(Web page and app entries)

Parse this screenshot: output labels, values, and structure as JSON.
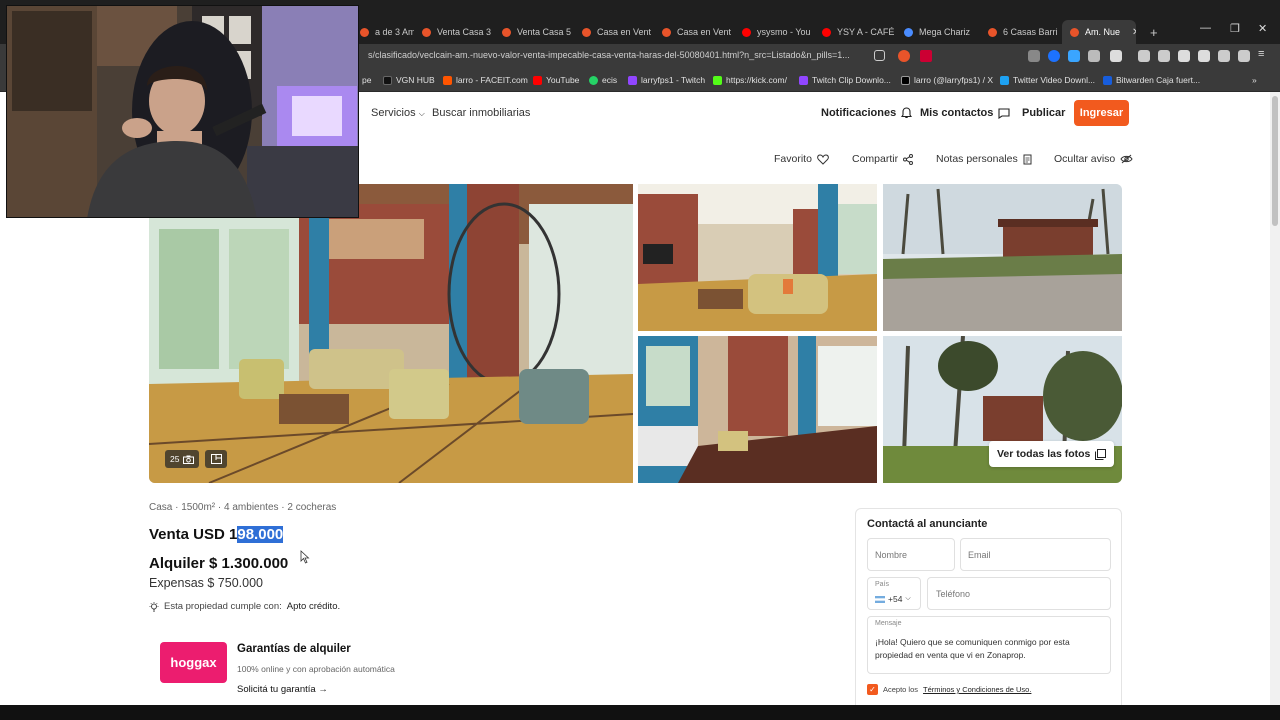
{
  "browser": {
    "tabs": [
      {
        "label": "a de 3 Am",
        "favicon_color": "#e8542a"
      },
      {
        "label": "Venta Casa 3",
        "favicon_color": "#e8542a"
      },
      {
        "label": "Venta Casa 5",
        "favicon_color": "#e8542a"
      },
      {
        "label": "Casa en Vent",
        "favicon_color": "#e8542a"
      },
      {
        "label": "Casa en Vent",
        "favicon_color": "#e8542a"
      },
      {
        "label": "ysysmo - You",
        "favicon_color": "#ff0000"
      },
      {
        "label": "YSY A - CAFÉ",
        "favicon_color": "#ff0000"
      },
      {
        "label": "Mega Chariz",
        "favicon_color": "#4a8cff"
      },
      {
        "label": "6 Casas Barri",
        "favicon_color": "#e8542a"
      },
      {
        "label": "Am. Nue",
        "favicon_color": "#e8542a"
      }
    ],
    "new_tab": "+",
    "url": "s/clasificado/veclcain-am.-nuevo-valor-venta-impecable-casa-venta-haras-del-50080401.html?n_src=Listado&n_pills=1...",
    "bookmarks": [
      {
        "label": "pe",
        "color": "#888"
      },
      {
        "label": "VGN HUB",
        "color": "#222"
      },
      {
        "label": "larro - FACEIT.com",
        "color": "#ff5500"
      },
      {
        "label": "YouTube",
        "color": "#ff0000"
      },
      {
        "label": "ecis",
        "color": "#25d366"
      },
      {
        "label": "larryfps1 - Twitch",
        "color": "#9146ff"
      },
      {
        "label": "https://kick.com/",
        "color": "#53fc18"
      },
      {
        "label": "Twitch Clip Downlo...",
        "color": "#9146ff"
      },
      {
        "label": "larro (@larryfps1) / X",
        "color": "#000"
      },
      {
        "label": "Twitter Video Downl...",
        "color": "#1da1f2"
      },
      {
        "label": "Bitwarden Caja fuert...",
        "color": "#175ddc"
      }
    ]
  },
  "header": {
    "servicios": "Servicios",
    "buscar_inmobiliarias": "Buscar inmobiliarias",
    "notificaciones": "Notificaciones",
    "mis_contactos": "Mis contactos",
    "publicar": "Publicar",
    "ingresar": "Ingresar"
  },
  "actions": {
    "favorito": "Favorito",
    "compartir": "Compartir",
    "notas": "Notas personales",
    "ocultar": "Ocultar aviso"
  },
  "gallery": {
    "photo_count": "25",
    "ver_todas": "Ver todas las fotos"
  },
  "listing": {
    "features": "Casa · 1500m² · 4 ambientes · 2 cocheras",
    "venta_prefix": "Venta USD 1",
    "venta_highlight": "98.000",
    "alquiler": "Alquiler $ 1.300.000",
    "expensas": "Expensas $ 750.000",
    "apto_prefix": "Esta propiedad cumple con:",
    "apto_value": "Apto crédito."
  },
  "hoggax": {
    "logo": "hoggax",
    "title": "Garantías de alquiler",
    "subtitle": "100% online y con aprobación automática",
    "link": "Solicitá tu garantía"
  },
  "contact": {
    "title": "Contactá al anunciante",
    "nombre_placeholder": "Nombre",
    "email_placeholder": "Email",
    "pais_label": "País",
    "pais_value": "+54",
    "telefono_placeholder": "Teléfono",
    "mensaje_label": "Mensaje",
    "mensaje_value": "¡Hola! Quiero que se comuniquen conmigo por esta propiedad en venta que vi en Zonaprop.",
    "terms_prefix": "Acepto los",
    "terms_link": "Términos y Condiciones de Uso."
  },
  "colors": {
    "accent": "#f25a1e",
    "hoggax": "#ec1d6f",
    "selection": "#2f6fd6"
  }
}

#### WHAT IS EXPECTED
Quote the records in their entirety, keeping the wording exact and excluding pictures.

#### ANSWER TO THE PROBLEM
Parse this screenshot: output labels, values, and structure as JSON.
{
  "browser": {
    "tabs": [
      {
        "label": "a de 3 Am",
        "favicon_color": "#e8542a"
      },
      {
        "label": "Venta Casa 3",
        "favicon_color": "#e8542a"
      },
      {
        "label": "Venta Casa 5",
        "favicon_color": "#e8542a"
      },
      {
        "label": "Casa en Vent",
        "favicon_color": "#e8542a"
      },
      {
        "label": "Casa en Vent",
        "favicon_color": "#e8542a"
      },
      {
        "label": "ysysmo - You",
        "favicon_color": "#ff0000"
      },
      {
        "label": "YSY A - CAFÉ",
        "favicon_color": "#ff0000"
      },
      {
        "label": "Mega Chariz",
        "favicon_color": "#4a8cff"
      },
      {
        "label": "6 Casas Barri",
        "favicon_color": "#e8542a"
      },
      {
        "label": "Am. Nue",
        "favicon_color": "#e8542a"
      }
    ],
    "new_tab": "+",
    "url": "s/clasificado/veclcain-am.-nuevo-valor-venta-impecable-casa-venta-haras-del-50080401.html?n_src=Listado&n_pills=1...",
    "bookmarks": [
      {
        "label": "pe",
        "color": "#888"
      },
      {
        "label": "VGN HUB",
        "color": "#222"
      },
      {
        "label": "larro - FACEIT.com",
        "color": "#ff5500"
      },
      {
        "label": "YouTube",
        "color": "#ff0000"
      },
      {
        "label": "ecis",
        "color": "#25d366"
      },
      {
        "label": "larryfps1 - Twitch",
        "color": "#9146ff"
      },
      {
        "label": "https://kick.com/",
        "color": "#53fc18"
      },
      {
        "label": "Twitch Clip Downlo...",
        "color": "#9146ff"
      },
      {
        "label": "larro (@larryfps1) / X",
        "color": "#000"
      },
      {
        "label": "Twitter Video Downl...",
        "color": "#1da1f2"
      },
      {
        "label": "Bitwarden Caja fuert...",
        "color": "#175ddc"
      }
    ]
  },
  "header": {
    "servicios": "Servicios",
    "buscar_inmobiliarias": "Buscar inmobiliarias",
    "notificaciones": "Notificaciones",
    "mis_contactos": "Mis contactos",
    "publicar": "Publicar",
    "ingresar": "Ingresar"
  },
  "actions": {
    "favorito": "Favorito",
    "compartir": "Compartir",
    "notas": "Notas personales",
    "ocultar": "Ocultar aviso"
  },
  "gallery": {
    "photo_count": "25",
    "ver_todas": "Ver todas las fotos"
  },
  "listing": {
    "features": "Casa · 1500m² · 4 ambientes · 2 cocheras",
    "venta_prefix": "Venta USD 1",
    "venta_highlight": "98.000",
    "alquiler": "Alquiler $ 1.300.000",
    "expensas": "Expensas $ 750.000",
    "apto_prefix": "Esta propiedad cumple con:",
    "apto_value": "Apto crédito."
  },
  "hoggax": {
    "logo": "hoggax",
    "title": "Garantías de alquiler",
    "subtitle": "100% online y con aprobación automática",
    "link": "Solicitá tu garantía"
  },
  "contact": {
    "title": "Contactá al anunciante",
    "nombre_placeholder": "Nombre",
    "email_placeholder": "Email",
    "pais_label": "País",
    "pais_value": "+54",
    "telefono_placeholder": "Teléfono",
    "mensaje_label": "Mensaje",
    "mensaje_value": "¡Hola! Quiero que se comuniquen conmigo por esta propiedad en venta que vi en Zonaprop.",
    "terms_prefix": "Acepto los",
    "terms_link": "Términos y Condiciones de Uso."
  },
  "colors": {
    "accent": "#f25a1e",
    "hoggax": "#ec1d6f",
    "selection": "#2f6fd6"
  }
}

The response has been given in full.